Exercise
Your answer should be one number, the count of lines in the entries holding the word "theme".

Given entries

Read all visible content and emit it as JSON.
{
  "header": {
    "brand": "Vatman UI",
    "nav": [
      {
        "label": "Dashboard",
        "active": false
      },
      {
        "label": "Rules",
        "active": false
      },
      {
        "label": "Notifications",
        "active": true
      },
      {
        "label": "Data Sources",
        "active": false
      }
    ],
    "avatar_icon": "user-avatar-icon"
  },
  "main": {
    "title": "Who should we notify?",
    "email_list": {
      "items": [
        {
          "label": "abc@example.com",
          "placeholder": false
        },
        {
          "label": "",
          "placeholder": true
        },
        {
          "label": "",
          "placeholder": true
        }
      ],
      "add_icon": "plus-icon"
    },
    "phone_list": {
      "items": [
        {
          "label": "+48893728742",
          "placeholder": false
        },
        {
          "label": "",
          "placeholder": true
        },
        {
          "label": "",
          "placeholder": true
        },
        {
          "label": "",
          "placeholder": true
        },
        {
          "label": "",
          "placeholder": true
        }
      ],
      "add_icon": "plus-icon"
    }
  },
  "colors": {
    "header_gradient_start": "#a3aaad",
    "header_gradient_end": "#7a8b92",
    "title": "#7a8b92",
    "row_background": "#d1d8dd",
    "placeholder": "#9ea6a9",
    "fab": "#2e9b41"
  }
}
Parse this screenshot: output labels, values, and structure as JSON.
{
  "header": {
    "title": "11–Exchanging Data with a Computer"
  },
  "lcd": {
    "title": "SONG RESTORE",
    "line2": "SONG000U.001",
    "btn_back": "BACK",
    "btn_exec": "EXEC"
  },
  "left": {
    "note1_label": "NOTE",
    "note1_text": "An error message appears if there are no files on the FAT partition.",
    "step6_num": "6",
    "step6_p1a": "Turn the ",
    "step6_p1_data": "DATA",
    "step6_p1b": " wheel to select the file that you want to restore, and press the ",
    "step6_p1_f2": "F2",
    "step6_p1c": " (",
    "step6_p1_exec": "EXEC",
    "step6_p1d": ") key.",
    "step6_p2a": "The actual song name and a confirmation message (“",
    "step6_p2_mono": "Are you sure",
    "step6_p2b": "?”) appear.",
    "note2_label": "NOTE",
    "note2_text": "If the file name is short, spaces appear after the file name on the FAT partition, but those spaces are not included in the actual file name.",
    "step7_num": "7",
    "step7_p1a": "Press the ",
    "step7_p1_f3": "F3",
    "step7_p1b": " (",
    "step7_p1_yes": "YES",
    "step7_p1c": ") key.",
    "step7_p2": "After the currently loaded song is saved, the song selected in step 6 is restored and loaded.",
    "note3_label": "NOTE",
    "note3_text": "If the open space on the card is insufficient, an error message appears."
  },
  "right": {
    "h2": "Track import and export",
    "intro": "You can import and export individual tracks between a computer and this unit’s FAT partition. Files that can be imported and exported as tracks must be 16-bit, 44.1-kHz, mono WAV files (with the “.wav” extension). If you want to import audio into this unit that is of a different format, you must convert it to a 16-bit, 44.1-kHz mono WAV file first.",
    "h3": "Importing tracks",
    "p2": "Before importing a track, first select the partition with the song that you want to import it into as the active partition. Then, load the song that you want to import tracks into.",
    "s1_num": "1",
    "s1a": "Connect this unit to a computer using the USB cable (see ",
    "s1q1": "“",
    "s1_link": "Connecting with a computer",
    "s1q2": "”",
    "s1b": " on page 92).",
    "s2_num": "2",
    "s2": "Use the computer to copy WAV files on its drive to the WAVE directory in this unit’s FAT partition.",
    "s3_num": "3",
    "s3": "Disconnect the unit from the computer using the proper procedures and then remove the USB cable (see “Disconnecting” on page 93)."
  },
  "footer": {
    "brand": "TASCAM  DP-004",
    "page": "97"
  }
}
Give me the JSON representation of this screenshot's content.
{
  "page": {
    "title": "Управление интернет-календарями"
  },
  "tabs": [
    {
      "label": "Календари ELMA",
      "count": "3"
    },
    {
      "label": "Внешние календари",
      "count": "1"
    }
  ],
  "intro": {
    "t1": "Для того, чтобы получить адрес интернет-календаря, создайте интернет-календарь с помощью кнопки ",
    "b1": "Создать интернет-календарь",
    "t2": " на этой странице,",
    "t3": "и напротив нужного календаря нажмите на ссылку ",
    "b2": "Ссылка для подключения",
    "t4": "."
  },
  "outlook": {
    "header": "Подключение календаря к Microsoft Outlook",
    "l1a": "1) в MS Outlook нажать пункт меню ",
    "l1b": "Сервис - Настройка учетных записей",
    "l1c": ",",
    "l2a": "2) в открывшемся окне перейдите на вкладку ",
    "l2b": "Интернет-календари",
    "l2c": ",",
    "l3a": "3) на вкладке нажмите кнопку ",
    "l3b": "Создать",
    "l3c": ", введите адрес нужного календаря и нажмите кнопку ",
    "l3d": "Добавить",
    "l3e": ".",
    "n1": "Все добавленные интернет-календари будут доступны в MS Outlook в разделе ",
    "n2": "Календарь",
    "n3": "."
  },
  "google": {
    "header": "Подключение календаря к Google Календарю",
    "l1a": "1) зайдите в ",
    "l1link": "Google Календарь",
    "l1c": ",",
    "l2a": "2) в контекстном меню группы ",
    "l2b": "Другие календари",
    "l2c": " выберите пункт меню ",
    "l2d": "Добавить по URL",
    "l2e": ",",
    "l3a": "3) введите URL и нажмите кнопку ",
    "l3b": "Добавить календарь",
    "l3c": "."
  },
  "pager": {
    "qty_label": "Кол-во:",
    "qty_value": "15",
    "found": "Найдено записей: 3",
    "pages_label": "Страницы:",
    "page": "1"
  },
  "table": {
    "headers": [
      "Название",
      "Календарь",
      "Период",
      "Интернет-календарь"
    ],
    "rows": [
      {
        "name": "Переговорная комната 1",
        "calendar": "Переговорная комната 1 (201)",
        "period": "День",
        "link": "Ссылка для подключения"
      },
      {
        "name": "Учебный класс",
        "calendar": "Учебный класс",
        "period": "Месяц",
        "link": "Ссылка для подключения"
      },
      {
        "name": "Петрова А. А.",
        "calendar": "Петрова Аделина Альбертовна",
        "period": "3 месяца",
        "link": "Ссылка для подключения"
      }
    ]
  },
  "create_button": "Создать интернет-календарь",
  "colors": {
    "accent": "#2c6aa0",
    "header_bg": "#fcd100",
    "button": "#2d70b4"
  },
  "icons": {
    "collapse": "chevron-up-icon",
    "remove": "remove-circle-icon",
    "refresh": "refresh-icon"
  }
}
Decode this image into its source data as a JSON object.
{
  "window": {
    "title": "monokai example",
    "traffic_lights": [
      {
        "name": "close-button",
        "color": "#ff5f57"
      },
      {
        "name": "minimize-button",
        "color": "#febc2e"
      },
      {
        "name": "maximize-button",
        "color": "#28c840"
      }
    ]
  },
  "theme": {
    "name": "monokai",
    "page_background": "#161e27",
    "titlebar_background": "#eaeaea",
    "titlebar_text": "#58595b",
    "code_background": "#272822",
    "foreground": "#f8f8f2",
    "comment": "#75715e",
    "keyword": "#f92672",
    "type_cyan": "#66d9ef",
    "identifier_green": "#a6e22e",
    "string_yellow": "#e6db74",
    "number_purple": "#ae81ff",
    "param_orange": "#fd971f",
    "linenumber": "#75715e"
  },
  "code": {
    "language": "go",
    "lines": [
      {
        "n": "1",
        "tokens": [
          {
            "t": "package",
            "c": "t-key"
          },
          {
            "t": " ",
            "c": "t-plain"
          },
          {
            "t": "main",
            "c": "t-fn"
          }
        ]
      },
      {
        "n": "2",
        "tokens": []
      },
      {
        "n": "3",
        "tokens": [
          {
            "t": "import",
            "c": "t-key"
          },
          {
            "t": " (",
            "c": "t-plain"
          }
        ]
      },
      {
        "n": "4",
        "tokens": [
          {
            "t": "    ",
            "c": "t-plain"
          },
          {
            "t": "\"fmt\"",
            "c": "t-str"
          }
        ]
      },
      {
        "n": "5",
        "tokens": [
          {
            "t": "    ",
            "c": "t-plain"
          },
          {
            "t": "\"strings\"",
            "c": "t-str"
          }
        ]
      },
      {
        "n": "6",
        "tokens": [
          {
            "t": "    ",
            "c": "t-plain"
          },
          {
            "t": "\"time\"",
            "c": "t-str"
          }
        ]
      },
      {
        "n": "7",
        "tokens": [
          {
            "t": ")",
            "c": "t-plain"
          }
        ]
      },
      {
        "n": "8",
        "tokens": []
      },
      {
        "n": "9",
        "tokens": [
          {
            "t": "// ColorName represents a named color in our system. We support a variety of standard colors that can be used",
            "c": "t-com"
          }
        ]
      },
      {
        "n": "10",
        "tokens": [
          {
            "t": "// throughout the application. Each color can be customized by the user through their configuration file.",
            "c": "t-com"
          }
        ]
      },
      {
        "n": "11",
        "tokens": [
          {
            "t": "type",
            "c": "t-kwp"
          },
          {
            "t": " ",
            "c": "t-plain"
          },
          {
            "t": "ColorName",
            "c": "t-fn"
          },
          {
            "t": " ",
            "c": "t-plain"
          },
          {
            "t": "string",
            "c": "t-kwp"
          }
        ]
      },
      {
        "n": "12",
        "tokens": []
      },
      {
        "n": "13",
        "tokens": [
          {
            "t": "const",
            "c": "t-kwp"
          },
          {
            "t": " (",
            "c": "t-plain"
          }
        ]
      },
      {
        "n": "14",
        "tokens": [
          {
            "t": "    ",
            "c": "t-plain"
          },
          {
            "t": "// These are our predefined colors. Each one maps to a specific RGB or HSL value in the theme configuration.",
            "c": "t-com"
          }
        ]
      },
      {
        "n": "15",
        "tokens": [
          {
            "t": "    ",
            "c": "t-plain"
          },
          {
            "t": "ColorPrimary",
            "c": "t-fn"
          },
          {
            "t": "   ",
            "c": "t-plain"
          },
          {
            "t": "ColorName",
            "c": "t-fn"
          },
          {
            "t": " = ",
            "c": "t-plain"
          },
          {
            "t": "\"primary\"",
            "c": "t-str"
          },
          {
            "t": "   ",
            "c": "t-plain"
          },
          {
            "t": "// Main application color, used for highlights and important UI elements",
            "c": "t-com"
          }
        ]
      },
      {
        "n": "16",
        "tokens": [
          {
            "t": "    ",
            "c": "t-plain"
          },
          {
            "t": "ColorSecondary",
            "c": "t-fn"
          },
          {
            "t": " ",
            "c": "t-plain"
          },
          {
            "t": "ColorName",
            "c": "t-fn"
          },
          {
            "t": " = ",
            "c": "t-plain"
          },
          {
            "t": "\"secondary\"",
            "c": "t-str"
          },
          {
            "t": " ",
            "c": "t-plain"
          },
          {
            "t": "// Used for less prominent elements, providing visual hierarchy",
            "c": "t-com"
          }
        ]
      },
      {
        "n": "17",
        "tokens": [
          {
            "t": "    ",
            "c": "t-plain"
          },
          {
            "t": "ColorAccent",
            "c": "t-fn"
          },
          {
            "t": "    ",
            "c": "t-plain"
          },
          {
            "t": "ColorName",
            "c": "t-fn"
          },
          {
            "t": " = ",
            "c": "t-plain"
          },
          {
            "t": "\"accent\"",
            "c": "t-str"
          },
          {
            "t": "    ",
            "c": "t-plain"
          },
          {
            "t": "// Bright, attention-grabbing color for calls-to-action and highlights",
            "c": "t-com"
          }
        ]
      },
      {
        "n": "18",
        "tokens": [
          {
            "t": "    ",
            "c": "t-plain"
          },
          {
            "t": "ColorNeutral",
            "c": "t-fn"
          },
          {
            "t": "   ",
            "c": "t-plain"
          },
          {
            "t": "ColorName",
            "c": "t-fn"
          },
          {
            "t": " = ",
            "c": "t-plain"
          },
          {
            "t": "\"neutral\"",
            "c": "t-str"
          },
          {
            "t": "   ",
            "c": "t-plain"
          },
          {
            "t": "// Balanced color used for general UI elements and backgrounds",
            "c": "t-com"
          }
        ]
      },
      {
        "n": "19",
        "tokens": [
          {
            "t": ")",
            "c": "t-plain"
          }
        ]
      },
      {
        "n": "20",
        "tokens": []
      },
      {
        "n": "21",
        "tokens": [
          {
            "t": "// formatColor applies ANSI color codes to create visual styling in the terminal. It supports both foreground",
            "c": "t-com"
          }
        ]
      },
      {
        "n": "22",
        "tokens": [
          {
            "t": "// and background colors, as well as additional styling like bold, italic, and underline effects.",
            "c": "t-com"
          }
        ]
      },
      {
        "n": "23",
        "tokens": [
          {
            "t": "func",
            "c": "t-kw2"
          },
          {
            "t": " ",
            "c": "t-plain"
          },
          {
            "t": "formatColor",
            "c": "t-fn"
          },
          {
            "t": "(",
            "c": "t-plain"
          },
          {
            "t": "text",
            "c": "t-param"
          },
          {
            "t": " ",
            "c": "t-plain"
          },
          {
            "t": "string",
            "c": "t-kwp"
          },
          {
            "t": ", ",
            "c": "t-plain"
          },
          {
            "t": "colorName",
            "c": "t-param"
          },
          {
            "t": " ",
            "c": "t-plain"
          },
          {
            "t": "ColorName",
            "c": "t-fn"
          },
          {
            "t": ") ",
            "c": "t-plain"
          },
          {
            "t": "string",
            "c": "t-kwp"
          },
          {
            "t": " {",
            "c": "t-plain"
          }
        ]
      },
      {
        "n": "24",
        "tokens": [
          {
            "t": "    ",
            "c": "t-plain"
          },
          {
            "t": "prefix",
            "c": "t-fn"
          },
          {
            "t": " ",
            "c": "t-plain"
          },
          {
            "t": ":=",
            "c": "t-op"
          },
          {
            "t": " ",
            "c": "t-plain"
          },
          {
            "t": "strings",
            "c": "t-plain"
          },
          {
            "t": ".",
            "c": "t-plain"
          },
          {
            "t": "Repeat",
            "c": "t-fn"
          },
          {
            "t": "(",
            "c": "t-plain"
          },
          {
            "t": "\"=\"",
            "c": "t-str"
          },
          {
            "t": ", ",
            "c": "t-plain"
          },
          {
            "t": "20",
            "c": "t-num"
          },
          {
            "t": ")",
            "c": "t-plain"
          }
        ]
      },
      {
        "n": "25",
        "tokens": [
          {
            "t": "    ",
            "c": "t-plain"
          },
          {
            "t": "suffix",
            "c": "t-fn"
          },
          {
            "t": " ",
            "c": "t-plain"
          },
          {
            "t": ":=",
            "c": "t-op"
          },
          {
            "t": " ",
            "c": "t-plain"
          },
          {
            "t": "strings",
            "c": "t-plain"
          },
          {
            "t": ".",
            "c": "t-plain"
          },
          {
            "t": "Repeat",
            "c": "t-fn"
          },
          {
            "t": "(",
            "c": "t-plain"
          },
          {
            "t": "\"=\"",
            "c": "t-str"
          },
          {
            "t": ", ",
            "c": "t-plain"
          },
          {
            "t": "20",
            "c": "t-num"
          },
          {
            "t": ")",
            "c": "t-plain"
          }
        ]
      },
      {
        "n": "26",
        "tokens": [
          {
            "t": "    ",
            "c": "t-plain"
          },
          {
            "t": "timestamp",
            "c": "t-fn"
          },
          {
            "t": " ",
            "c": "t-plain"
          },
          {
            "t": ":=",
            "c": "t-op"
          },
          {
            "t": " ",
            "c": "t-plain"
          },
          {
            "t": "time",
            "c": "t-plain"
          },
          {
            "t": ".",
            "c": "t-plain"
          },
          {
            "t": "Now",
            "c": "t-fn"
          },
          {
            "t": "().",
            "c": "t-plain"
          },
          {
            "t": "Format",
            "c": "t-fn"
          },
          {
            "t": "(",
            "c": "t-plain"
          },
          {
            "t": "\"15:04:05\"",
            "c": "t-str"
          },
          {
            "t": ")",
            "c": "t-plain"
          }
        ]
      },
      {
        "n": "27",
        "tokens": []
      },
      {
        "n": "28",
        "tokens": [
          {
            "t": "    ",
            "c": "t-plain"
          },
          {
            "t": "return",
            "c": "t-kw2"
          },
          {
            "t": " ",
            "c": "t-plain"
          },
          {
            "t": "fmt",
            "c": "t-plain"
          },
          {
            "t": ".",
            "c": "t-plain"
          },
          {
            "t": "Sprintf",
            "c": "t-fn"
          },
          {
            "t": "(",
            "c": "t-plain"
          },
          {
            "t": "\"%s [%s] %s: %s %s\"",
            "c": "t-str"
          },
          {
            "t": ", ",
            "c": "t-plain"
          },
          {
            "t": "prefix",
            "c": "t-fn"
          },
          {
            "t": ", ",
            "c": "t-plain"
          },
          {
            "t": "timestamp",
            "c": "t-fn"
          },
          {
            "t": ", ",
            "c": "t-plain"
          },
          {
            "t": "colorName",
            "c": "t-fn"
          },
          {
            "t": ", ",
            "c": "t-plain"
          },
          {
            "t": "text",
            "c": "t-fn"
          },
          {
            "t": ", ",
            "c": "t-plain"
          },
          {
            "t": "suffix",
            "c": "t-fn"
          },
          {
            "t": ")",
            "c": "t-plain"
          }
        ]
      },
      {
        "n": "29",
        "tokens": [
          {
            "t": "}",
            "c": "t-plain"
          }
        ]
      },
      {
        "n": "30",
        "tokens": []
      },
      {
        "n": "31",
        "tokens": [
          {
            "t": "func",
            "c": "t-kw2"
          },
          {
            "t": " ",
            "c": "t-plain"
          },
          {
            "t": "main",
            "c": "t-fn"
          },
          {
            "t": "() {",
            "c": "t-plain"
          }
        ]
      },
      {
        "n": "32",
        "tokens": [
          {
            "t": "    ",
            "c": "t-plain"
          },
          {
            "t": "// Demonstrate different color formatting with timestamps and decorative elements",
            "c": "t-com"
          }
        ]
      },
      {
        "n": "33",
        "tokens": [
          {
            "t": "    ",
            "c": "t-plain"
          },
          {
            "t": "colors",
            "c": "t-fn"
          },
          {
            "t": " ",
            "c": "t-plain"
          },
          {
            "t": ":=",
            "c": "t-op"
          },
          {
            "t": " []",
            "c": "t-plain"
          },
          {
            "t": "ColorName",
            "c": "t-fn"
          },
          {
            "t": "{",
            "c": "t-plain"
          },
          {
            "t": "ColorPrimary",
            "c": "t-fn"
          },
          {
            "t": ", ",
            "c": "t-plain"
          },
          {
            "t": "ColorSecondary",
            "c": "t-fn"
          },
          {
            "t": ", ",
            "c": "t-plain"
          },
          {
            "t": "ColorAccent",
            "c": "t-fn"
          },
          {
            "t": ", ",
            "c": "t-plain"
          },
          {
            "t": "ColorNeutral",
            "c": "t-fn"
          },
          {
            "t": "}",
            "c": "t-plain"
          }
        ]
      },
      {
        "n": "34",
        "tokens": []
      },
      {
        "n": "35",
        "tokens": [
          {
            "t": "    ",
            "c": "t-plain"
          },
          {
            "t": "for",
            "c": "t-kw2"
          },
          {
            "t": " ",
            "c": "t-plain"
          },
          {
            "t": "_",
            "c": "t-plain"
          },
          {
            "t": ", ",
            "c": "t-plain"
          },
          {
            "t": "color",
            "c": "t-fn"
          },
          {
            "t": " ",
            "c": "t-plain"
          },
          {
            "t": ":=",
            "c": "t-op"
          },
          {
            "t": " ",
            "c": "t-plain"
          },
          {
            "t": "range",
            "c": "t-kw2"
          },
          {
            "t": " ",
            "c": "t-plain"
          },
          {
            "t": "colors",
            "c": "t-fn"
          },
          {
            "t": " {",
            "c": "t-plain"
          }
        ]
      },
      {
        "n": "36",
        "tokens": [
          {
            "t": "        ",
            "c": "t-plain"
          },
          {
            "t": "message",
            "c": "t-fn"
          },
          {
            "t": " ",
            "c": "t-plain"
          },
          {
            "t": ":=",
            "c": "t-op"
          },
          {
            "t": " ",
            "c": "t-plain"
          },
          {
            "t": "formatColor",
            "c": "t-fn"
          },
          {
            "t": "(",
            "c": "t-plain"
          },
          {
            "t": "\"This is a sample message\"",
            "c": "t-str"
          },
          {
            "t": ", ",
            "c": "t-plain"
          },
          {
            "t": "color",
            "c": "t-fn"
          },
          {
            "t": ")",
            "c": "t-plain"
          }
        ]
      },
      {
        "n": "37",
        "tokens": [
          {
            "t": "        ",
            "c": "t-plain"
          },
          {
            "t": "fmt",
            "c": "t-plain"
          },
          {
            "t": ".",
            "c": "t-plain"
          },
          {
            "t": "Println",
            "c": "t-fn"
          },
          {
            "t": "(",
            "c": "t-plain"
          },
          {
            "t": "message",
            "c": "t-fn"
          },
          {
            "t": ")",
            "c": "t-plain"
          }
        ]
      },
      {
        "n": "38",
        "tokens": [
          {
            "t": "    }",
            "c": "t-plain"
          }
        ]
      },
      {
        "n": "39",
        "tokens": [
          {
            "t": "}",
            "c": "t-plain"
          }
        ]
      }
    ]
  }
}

Task solution
2